Jul 11, 2016

SNAP Eligibility is based principally on income and household size. Those who apply must be 150 percent below the federal poverty level, which stands at about $2,500 for a family of three.
Credit USDA

Under new policies that went into effect this month, thousands more low-income New Yorkers are now eligible for Supplemental Nutrition Assistance Program, or SNAP, benefits.

Back in January, in his State of the State address, Governor Andrew Cuomo announced that SNAP eligibility would be expanded to more working households. As of July 1st, working households earning up to 150 percent of the poverty level can now participate. Anthony Farmer, spokesman for the New York State Office of Temporary and Disability Assistance, says that's about $2,500 a month for a family of three.  "This is gonna ensure that working families can move on to a better paying job, or maybe earn a pay raise at work and not have to worry about losing their SNAP benefits as they work towards becoming self-sufficient."

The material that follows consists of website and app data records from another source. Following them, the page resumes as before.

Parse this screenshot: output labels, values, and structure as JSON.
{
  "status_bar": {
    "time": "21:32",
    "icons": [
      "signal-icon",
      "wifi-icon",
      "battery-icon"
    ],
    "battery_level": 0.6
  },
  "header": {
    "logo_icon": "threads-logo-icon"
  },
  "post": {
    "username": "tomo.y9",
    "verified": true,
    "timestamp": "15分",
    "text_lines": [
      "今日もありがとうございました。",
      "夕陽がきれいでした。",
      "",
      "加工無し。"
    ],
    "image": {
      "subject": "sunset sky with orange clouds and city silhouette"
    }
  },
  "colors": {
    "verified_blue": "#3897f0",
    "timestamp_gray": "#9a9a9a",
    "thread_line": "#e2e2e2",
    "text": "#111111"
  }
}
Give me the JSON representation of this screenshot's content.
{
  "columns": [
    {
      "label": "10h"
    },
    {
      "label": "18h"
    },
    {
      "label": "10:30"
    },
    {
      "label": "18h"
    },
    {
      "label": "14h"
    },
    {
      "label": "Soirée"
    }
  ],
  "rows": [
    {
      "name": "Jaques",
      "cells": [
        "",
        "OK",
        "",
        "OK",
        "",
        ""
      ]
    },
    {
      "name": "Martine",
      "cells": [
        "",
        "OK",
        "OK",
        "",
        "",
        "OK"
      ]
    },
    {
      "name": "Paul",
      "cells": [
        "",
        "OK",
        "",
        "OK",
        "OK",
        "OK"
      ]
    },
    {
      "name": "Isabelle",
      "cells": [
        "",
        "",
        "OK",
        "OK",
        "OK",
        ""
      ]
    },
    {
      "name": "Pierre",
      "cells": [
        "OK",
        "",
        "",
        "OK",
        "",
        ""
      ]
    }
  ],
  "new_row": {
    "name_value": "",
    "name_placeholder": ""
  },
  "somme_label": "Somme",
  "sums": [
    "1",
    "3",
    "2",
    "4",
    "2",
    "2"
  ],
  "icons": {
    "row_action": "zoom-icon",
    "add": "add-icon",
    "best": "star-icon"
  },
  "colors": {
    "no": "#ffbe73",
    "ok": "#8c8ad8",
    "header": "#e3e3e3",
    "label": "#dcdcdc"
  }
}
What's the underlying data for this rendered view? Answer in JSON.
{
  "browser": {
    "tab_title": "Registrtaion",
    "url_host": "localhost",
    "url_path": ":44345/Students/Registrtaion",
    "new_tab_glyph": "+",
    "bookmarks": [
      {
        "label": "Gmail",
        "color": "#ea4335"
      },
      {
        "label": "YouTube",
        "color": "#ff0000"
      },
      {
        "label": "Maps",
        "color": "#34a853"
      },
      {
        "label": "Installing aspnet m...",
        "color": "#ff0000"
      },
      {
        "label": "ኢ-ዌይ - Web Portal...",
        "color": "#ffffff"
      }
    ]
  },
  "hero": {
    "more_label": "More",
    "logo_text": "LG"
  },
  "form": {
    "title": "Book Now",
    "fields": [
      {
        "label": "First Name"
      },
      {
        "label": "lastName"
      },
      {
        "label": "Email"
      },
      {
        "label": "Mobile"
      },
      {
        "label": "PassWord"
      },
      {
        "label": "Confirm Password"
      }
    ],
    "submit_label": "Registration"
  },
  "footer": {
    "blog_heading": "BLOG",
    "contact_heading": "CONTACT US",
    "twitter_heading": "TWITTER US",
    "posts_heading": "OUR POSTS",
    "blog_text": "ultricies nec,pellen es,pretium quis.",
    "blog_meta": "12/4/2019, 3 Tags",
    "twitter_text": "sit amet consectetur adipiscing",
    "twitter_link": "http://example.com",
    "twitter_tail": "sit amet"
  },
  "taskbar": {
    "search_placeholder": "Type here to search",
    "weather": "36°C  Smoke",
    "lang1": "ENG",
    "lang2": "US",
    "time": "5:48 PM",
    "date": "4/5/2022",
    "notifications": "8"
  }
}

Almost 3 million New Yorkers already receive supplemental nutritional assistance. The expansion means the state will receive $688 million in additional federal SNAP benefits each year.  Susan Zimet is Executive Director of Hunger Action Network of New York State.   "By increasing the income eligibility to 150 percent, which is allowed to be done state by state, included another 750,000 households, which means it's over probably a couple of million people that will now be able to benefit from the SNAP benefits, what used to be called Food Stamps, which is really really fantastic, because it's not gonna cost the state taxpayers any more money, just taking advantage and benefitting from the federal government program."

Cuomo says it is unacceptable for New York to allow anyone to go hungry and that SNAP expansion is a "bold step" to ending hunger in the state.

The trick for many households is staying qualified: Farmer says that $2,500 figure is gross monthly income. 

Farmer:  "The cap had been at 130 percent of poverty, so there was sort of a cliff at that point where working households could fall off of assistance if they earned just a dollar more than that limit."

Dave Lucas: "It's like a fragile program, it's like, if somebody's doing a good job at work and their boss wants to give them a raise they'd have to decline it, right?"

Farmer: "Well, or they'd have to make sacrifices. They may have to skip meals so their kids can have enough to eat, and we wanna make sure that people working towards becoming self-sufficient have the supports they need to continue to work and support their families and make sure their children are well-fed."

Zimet points out there could soon be additional benefits for hungry households:  "One of the things that we're waiting for right now with fingers crossed is what got passed in this legislative session also was a tax credit, so a lot of the excess food from farms could now donated to food banks and food programs,emergency food feeding programs, and the farmers could get a tax credit. Now there's a federal tax credit, but it's for very large farms, so a lot of the farmers on a local level don't have money to pick up the food and ship it to where it needs to go, but with this tax credit now they'll be able to do it. And more people will now be able to access healthy food, between getting the SNAP benefits and getting the tax credit, which we hope the governor will be signing very shortly."